··· DATA SHOWN
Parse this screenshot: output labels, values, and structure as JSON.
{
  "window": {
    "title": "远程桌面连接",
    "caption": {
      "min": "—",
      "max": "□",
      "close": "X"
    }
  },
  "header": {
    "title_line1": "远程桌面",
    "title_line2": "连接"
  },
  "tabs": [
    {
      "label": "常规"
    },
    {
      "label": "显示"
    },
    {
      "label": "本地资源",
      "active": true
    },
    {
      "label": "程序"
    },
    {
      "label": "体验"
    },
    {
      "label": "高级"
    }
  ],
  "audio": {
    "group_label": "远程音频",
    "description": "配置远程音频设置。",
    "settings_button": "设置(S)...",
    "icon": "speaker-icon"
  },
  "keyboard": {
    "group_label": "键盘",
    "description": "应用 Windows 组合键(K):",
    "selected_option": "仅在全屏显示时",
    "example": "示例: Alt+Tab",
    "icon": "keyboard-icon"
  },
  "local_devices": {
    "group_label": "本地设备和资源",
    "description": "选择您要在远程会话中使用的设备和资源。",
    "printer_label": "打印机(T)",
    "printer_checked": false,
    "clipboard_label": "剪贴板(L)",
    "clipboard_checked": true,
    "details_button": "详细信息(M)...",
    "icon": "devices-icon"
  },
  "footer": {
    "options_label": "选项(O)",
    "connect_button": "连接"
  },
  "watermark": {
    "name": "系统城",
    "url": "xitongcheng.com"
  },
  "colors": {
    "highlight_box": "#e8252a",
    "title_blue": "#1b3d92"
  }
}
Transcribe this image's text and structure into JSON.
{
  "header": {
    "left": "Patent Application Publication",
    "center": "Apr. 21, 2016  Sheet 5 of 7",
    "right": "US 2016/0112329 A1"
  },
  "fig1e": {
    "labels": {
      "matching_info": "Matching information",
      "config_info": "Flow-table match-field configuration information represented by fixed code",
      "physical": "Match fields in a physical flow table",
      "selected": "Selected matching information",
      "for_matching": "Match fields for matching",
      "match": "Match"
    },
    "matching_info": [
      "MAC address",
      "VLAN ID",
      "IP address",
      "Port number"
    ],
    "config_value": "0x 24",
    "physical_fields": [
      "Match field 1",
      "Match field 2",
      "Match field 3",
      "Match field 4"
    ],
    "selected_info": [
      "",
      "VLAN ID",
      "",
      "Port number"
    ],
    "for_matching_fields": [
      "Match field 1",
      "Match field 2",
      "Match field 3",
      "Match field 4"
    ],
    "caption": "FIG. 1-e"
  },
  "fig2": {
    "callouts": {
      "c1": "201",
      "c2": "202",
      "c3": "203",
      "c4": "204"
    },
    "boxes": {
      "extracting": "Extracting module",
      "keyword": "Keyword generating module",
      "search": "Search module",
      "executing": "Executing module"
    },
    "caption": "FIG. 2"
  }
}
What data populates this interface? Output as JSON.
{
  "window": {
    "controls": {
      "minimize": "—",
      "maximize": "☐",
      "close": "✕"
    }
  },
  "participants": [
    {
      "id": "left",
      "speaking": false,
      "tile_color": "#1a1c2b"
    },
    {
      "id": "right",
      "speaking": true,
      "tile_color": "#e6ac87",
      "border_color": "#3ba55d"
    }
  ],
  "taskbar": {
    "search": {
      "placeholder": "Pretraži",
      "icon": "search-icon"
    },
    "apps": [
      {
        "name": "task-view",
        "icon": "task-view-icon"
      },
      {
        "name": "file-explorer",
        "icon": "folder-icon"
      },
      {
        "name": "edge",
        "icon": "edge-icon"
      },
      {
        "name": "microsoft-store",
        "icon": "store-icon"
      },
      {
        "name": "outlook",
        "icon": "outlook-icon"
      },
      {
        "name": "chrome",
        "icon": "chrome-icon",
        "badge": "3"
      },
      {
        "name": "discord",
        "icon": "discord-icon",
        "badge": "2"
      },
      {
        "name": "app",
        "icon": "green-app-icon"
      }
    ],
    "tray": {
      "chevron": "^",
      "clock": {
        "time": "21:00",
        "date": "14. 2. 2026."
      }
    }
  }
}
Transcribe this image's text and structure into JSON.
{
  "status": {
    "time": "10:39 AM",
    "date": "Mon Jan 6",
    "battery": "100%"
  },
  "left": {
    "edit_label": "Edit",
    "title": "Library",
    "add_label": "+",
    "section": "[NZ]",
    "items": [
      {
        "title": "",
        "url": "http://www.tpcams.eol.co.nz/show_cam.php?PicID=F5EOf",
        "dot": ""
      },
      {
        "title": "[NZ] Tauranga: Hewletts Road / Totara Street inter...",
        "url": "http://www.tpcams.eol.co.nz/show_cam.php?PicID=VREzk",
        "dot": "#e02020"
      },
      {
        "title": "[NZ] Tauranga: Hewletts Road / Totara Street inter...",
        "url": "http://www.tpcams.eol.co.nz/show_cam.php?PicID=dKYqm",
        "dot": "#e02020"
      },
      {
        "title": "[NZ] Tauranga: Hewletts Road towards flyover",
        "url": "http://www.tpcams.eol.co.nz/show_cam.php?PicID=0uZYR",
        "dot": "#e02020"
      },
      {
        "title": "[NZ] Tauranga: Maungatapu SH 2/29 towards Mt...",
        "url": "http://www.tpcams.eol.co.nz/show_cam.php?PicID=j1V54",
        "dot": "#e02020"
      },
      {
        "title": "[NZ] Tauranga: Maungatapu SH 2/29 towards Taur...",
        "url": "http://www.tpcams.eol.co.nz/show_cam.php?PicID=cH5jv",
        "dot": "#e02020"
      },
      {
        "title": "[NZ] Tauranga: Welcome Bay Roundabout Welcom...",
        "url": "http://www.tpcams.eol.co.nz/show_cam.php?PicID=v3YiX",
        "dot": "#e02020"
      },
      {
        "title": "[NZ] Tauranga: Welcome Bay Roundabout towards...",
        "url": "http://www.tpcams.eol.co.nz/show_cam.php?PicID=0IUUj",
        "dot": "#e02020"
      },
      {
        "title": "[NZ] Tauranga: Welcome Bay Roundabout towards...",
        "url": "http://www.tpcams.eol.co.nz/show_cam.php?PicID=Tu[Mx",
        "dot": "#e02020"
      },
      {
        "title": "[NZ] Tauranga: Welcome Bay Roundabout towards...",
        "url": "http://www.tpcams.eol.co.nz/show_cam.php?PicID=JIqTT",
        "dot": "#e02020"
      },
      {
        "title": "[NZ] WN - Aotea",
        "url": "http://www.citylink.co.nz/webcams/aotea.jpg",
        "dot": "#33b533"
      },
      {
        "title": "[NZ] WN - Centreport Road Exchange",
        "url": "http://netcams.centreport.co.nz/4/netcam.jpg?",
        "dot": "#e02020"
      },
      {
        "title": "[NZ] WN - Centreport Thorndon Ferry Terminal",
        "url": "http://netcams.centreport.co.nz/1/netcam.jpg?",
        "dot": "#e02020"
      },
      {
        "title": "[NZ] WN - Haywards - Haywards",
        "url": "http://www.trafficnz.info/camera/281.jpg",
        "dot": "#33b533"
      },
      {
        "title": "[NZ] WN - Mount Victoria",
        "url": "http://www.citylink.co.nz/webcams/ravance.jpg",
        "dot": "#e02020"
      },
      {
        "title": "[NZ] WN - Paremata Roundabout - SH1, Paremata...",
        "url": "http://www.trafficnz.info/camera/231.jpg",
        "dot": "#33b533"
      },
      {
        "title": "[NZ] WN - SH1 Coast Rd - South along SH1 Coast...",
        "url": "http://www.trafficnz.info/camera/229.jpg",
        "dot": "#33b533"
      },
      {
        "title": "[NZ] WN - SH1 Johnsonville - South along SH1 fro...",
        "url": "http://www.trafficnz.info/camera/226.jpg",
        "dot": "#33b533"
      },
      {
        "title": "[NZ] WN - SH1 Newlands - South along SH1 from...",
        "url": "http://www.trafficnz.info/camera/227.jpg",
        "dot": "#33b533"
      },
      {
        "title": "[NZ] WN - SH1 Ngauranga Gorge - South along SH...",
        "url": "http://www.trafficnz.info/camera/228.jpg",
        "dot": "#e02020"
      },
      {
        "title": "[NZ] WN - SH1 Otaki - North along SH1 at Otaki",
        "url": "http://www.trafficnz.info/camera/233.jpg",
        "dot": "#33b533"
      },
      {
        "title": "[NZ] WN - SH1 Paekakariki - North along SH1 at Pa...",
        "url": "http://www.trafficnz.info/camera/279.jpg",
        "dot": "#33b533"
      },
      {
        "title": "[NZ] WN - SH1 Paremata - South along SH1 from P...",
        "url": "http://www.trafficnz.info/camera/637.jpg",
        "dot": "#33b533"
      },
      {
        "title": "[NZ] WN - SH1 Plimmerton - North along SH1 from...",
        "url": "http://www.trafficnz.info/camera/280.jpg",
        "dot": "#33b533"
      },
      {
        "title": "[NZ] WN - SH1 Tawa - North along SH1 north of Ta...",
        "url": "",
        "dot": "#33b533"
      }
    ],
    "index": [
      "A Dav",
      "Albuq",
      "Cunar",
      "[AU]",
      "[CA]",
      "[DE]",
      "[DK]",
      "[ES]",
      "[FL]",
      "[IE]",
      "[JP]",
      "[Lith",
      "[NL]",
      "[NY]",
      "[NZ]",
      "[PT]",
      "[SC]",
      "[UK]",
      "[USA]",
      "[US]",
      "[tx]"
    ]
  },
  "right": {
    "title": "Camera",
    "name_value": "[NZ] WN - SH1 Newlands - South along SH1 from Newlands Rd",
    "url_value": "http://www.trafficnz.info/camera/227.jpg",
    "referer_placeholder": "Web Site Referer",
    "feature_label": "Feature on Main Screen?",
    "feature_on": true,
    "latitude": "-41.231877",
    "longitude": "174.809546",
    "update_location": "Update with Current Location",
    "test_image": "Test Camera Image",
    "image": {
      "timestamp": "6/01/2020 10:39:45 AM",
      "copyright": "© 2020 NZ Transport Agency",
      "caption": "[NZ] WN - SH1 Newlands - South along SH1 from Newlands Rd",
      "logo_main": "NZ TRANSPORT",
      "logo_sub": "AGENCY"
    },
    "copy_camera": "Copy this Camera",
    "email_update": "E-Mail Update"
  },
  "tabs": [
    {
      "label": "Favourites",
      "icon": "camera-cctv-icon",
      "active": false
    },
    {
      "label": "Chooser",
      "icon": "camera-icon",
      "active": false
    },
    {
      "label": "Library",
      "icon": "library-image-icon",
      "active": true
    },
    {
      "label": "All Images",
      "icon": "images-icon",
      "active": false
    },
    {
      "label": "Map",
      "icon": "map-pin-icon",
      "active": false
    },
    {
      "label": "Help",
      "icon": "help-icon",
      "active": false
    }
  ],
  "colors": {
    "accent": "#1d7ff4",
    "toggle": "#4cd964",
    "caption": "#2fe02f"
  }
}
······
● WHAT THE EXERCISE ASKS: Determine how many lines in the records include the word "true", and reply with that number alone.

● WRITTEN REPLY: 5